• Task item: Find and copy every line in the records that includes the string "this".

• Records for the task:
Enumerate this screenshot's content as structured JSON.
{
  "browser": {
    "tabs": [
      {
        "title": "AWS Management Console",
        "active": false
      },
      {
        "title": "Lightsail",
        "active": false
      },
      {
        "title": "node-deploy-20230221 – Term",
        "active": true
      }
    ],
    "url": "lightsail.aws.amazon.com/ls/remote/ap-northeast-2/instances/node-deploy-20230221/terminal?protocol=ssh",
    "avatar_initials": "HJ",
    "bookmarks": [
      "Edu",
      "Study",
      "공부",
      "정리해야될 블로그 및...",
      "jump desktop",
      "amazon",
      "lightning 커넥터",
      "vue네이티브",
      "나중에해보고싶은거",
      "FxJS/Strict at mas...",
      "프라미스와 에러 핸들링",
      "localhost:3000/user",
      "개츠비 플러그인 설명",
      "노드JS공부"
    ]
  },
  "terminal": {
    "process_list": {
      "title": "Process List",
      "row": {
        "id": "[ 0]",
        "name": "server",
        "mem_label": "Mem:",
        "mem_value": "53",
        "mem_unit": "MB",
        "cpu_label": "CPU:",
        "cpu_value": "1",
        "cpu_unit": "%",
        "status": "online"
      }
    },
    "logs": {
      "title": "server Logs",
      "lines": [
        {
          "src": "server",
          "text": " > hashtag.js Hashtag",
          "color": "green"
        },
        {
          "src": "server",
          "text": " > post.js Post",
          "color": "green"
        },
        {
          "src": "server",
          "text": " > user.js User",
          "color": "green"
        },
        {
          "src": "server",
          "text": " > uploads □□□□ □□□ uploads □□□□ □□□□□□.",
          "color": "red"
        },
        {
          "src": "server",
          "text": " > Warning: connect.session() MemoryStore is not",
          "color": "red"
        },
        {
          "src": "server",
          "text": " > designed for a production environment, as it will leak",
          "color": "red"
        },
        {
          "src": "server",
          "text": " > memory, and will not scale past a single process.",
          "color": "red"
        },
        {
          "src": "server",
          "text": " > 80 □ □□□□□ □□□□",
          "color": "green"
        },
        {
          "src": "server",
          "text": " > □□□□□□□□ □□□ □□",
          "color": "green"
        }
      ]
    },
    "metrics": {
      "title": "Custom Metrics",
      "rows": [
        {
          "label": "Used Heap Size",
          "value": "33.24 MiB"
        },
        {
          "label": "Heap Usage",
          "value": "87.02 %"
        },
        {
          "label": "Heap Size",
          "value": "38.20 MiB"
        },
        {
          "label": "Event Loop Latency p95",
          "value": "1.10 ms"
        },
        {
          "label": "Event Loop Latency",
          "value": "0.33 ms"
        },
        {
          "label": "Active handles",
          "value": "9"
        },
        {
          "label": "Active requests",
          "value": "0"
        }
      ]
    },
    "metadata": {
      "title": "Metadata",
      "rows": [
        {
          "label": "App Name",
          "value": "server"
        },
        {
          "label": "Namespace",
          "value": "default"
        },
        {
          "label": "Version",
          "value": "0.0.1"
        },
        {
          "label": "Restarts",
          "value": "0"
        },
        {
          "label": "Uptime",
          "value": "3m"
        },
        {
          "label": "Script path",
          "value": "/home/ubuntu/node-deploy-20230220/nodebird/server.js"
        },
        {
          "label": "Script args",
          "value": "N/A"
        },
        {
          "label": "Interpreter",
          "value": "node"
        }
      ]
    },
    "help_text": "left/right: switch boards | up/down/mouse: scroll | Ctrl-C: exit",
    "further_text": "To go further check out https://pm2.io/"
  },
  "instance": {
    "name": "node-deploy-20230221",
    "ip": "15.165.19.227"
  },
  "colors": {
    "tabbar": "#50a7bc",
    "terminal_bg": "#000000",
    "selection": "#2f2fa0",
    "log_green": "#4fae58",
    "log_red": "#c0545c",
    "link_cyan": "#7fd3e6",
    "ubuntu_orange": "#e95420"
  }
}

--

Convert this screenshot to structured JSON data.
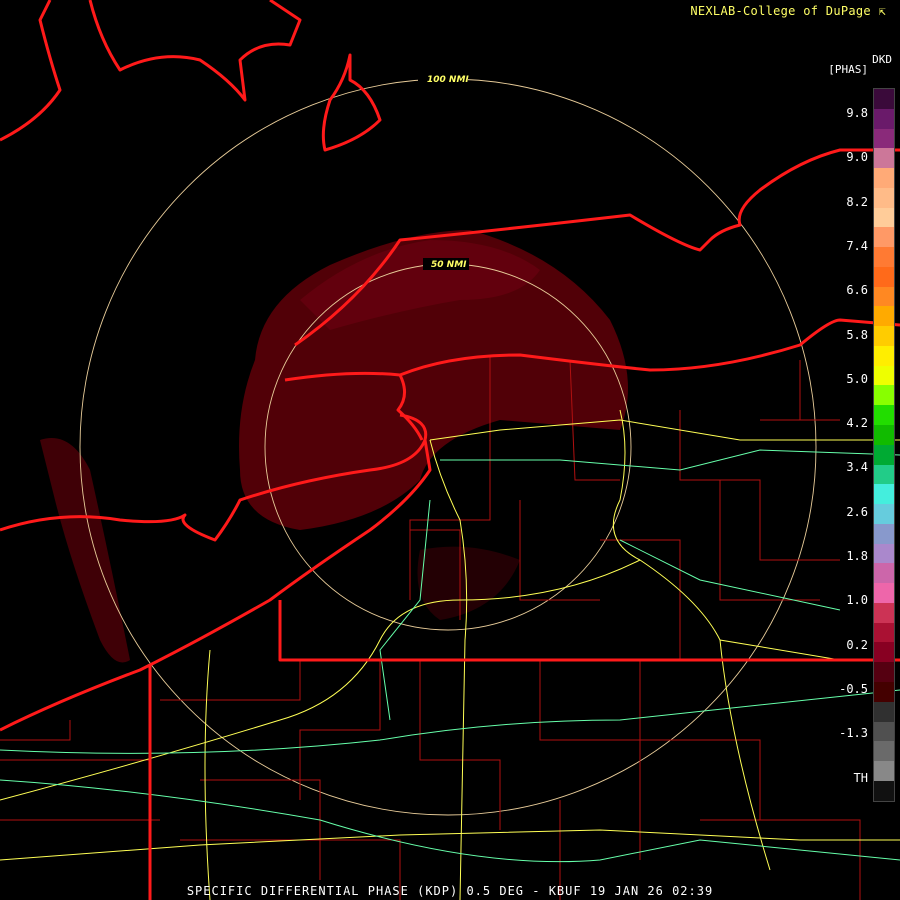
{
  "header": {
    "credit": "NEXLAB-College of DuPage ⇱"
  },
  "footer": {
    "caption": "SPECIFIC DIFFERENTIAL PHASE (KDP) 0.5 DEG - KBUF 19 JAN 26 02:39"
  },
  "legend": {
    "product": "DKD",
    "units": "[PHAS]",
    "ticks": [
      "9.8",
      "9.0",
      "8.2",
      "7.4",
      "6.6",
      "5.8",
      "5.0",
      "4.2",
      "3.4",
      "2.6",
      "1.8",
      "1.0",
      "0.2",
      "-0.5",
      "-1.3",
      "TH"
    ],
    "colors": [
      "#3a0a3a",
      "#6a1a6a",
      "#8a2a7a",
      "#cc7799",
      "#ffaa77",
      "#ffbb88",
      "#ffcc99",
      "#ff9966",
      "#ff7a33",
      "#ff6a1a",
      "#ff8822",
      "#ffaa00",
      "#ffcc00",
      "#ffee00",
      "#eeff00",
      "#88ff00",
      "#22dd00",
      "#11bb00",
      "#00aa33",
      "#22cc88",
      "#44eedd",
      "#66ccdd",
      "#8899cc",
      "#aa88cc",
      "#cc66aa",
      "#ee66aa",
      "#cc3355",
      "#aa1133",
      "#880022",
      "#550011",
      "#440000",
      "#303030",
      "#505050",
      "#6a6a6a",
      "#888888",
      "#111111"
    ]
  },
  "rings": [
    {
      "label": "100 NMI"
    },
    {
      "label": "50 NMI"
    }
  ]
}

• Response box:
Enumerate this screenshot's content as structured JSON.
Convert this screenshot to structured JSON data.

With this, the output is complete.